Katie: Yeah. Yeah. The terrible twos.
Aimee: Well that works in both ways, huh?
Katie: Yeah, it does.
Aimee: So do you have any particular strategies or tips for dealing with that difficult age?
Katie: I think why they're so moody is because they're – again, they're almost adults. They're becoming adults. So if you stop treating them like kids and start treating them like adults, talking to them like adults, treating them like you treat an adult, then they respond better to that than if you like to shout at them like you would a kid or if you discipline them like you would a kid.
Katie: Yeah. Just treat them more like adults and they respond to it really well, I think.
Aimee: So you find they step up to the – they meet the expectations.
Katie: Most of the time. Most of the time.
Aimee: Have you ever had any particularly challenging moments in the classroom?
Katie: Yeah. Yeah.
Aimee: Silly question really, isn't it?
Katie: Of course. Yeah. I mean, I've had kids like throw textbooks out the window.
Aimee: Oh really?
Katie: I've had kids like punch their fists through walls like just – yeah, I've had lots of angry kids. But they're very rare.
Katie: I've had lots of them but they're rare.
Aimee: Yeah, that's an interesting…
Katie: Interesting, yeah.
Katie: In terms of like overall in a class, there's usually only one in each class that's a troubled student. But I mean, that's anywhere. That happens anywhere.
Aimee: That's true. So how do you deal with troubled students?
Katie: I think that's a very difficult question. There's no like textbook way of dealing with troubled students in general because every kid is different. Every kid has a different problem. Every kid is acting out for different reasons. So you have to find out why they're troubled, why they're acting out and try and deal with it in the best way you can.
Katie: Yeah. Don't get angry. It was probably my best advice even though you feel like strangling them sometimes. But just try and be patient, try and figure out why they're acting out and just deal with it from there.
Aimee: Yeah. Nine times out of ten, staying calm is probably the best option, isn't it?
Katie: Hmm. And the one time out of ten, is when you really need to get really angry. That's the scary time.
Aimee: Yeah. Sometimes, they just need to know because there may be children with, you know, just personalities, strong personalities and they just are maybe showing off to the class, being a clown.
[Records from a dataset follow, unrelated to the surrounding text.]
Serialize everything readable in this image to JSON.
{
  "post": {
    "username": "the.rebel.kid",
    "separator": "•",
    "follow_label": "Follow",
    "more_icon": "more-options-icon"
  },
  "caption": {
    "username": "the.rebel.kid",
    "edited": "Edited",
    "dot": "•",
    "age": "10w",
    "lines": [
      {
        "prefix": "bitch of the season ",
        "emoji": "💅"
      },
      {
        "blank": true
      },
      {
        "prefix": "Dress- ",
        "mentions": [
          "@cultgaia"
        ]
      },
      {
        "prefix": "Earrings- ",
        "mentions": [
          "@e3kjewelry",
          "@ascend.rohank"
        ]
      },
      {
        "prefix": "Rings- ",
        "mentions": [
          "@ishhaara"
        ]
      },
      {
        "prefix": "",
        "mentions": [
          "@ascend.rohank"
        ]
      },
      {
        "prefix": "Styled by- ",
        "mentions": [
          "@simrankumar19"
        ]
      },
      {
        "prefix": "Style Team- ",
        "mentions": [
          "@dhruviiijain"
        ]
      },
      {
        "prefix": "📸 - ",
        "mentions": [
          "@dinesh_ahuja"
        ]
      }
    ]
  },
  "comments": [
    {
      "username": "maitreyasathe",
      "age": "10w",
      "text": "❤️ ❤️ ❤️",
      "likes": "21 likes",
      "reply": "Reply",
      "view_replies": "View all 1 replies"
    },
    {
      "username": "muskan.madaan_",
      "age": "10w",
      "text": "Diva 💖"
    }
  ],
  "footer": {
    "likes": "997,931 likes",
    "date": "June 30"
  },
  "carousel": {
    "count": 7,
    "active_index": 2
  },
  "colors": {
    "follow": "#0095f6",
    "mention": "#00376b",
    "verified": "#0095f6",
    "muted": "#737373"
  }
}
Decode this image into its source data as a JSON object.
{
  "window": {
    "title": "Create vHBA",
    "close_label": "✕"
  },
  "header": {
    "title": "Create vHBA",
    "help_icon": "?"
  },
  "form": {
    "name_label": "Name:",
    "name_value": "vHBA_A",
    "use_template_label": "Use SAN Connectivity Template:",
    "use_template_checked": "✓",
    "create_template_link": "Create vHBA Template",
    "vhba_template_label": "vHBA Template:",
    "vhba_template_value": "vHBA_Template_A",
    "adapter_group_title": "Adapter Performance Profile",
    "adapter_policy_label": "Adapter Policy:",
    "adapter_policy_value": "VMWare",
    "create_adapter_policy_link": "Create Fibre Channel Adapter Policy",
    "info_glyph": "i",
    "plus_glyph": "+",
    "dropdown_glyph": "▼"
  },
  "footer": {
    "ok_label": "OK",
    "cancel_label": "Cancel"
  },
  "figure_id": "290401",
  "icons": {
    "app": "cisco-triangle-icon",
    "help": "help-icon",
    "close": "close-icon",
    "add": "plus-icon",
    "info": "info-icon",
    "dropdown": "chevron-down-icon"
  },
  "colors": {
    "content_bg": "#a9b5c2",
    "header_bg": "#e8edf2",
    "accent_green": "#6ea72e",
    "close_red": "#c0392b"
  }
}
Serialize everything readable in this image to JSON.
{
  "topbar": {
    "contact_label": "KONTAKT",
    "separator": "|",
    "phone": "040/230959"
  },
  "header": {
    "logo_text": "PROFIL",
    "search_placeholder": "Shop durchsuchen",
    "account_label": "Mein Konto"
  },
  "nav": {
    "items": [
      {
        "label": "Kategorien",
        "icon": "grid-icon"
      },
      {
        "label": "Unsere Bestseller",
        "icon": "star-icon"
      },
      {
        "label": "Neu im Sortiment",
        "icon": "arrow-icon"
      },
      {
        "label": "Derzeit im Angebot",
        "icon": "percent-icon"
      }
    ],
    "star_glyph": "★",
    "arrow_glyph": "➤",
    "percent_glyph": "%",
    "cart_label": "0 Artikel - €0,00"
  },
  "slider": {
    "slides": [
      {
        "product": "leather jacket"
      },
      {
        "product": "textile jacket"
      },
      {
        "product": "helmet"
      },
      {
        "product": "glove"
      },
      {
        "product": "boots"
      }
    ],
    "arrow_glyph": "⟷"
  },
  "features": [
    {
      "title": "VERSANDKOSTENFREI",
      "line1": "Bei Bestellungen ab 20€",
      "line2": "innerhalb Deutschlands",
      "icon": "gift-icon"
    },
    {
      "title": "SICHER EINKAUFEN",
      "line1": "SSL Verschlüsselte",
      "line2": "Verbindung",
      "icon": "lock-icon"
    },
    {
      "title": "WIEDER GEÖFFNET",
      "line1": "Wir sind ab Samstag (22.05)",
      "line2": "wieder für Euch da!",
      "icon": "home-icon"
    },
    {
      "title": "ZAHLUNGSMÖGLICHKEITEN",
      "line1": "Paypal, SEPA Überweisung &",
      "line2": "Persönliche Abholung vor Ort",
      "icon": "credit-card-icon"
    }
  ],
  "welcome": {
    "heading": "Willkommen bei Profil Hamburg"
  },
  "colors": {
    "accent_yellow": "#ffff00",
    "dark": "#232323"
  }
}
And they just need that one moment where you show them, "You have to listen to me. I am the boss" kind of thing.
Aimee: Just get your power back perhaps?
They start getting a bit grumpy in class.
When you are grumpy you are in a bad mood and you are not happy. Notice the following:
- I am grumpy in the mornings.
- She is always grumpy with me.
I've had kids punch their fists through walls
When you punch something, you hit it hard by hitting it with your fist. Notice the following:
- I got punched in the mouth.
- The student punched the teacher and got in trouble.
There's usually only one in each class that's a troubled student.
A troubled student is a student with problems who often rebels in class. Notice the following:
- I was a troubled student in high school.
- Teachers must sometimes deal with troubled students.
Every kid is acting out for different reasons.
When people act out, they behave badly to get attention or because they are upset about something. Notice the following:
- When kids get tired, they often act out.
- At my work, customers sometimes have a fit and act out when they get mad.
nine times out of ten
Nine times out of ten, staying calm is probably the best option.
The phrase nine times out of ten just mean usually. Notice the following:
- I drive to work. Nine times out of ten there is no traffic, but sometimes it is bad.
- People think most businesses are sucessful, but nine times out of ten they fail.
They just are maybe showing off to the class.
When people show off, they act a certain way to get attention, feel special, or get noticed. Notice the following:
- She is always showing off her money.
- He is nice, but he shows off for attention.
troubled • act out • nine times